- WORK ITEM -
Set down all the data again. Change nothing.
-- Opening Marker --
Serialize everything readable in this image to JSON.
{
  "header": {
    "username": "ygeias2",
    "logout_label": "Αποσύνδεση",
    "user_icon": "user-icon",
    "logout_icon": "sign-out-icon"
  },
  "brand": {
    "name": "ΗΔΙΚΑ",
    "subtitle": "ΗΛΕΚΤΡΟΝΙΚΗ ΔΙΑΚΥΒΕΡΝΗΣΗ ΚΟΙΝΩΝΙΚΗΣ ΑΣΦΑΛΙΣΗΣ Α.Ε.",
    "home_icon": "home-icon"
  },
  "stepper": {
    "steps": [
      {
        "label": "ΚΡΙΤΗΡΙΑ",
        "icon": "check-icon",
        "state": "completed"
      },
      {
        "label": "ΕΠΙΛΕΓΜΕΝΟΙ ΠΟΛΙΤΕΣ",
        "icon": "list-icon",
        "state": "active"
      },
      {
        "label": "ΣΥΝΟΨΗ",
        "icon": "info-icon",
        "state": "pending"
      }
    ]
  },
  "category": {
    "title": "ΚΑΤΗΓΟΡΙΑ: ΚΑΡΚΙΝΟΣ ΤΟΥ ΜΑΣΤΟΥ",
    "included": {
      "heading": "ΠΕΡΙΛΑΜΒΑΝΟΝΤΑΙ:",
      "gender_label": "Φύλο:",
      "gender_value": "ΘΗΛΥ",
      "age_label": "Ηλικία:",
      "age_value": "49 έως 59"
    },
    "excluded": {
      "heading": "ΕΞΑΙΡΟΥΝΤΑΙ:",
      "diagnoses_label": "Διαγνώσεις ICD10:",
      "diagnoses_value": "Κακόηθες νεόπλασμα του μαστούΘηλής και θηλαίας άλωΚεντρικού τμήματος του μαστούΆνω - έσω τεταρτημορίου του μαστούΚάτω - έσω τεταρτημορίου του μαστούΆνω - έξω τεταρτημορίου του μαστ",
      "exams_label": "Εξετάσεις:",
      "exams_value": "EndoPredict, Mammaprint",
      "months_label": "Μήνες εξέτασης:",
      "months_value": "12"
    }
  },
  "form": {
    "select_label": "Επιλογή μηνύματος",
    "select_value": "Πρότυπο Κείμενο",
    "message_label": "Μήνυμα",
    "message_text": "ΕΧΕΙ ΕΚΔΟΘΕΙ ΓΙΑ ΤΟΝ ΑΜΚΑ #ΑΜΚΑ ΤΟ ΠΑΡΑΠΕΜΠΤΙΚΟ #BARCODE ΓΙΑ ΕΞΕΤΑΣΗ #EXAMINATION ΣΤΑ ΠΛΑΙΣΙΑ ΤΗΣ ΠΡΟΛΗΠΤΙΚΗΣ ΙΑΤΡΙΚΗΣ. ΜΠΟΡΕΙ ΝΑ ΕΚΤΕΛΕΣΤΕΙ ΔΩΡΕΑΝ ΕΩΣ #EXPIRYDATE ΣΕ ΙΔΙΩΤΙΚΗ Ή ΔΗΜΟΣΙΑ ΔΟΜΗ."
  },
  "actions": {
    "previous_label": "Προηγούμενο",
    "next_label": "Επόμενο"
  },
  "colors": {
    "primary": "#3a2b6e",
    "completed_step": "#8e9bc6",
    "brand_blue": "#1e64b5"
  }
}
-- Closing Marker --
- RESULT FOR THIS EXERCISE -
Serialize everything readable in this image to JSON.
{
  "header": {
    "username": "ygeias2",
    "logout_label": "Αποσύνδεση",
    "user_icon": "user-icon",
    "logout_icon": "sign-out-icon"
  },
  "brand": {
    "name": "ΗΔΙΚΑ",
    "subtitle": "ΗΛΕΚΤΡΟΝΙΚΗ ΔΙΑΚΥΒΕΡΝΗΣΗ ΚΟΙΝΩΝΙΚΗΣ ΑΣΦΑΛΙΣΗΣ Α.Ε.",
    "home_icon": "home-icon"
  },
  "stepper": {
    "steps": [
      {
        "label": "ΚΡΙΤΗΡΙΑ",
        "icon": "check-icon",
        "state": "completed"
      },
      {
        "label": "ΕΠΙΛΕΓΜΕΝΟΙ ΠΟΛΙΤΕΣ",
        "icon": "list-icon",
        "state": "active"
      },
      {
        "label": "ΣΥΝΟΨΗ",
        "icon": "info-icon",
        "state": "pending"
      }
    ]
  },
  "category": {
    "title": "ΚΑΤΗΓΟΡΙΑ: ΚΑΡΚΙΝΟΣ ΤΟΥ ΜΑΣΤΟΥ",
    "included": {
      "heading": "ΠΕΡΙΛΑΜΒΑΝΟΝΤΑΙ:",
      "gender_label": "Φύλο:",
      "gender_value": "ΘΗΛΥ",
      "age_label": "Ηλικία:",
      "age_value": "49 έως 59"
    },
    "excluded": {
      "heading": "ΕΞΑΙΡΟΥΝΤΑΙ:",
      "diagnoses_label": "Διαγνώσεις ICD10:",
      "diagnoses_value": "Κακόηθες νεόπλασμα του μαστούΘηλής και θηλαίας άλωΚεντρικού τμήματος του μαστούΆνω - έσω τεταρτημορίου του μαστούΚάτω - έσω τεταρτημορίου του μαστούΆνω - έξω τεταρτημορίου του μαστ",
      "exams_label": "Εξετάσεις:",
      "exams_value": "EndoPredict, Mammaprint",
      "months_label": "Μήνες εξέτασης:",
      "months_value": "12"
    }
  },
  "form": {
    "select_label": "Επιλογή μηνύματος",
    "select_value": "Πρότυπο Κείμενο",
    "message_label": "Μήνυμα",
    "message_text": "ΕΧΕΙ ΕΚΔΟΘΕΙ ΓΙΑ ΤΟΝ ΑΜΚΑ #ΑΜΚΑ ΤΟ ΠΑΡΑΠΕΜΠΤΙΚΟ #BARCODE ΓΙΑ ΕΞΕΤΑΣΗ #EXAMINATION ΣΤΑ ΠΛΑΙΣΙΑ ΤΗΣ ΠΡΟΛΗΠΤΙΚΗΣ ΙΑΤΡΙΚΗΣ. ΜΠΟΡΕΙ ΝΑ ΕΚΤΕΛΕΣΤΕΙ ΔΩΡΕΑΝ ΕΩΣ #EXPIRYDATE ΣΕ ΙΔΙΩΤΙΚΗ Ή ΔΗΜΟΣΙΑ ΔΟΜΗ."
  },
  "actions": {
    "previous_label": "Προηγούμενο",
    "next_label": "Επόμενο"
  },
  "colors": {
    "primary": "#3a2b6e",
    "completed_step": "#8e9bc6",
    "brand_blue": "#1e64b5"
  }
}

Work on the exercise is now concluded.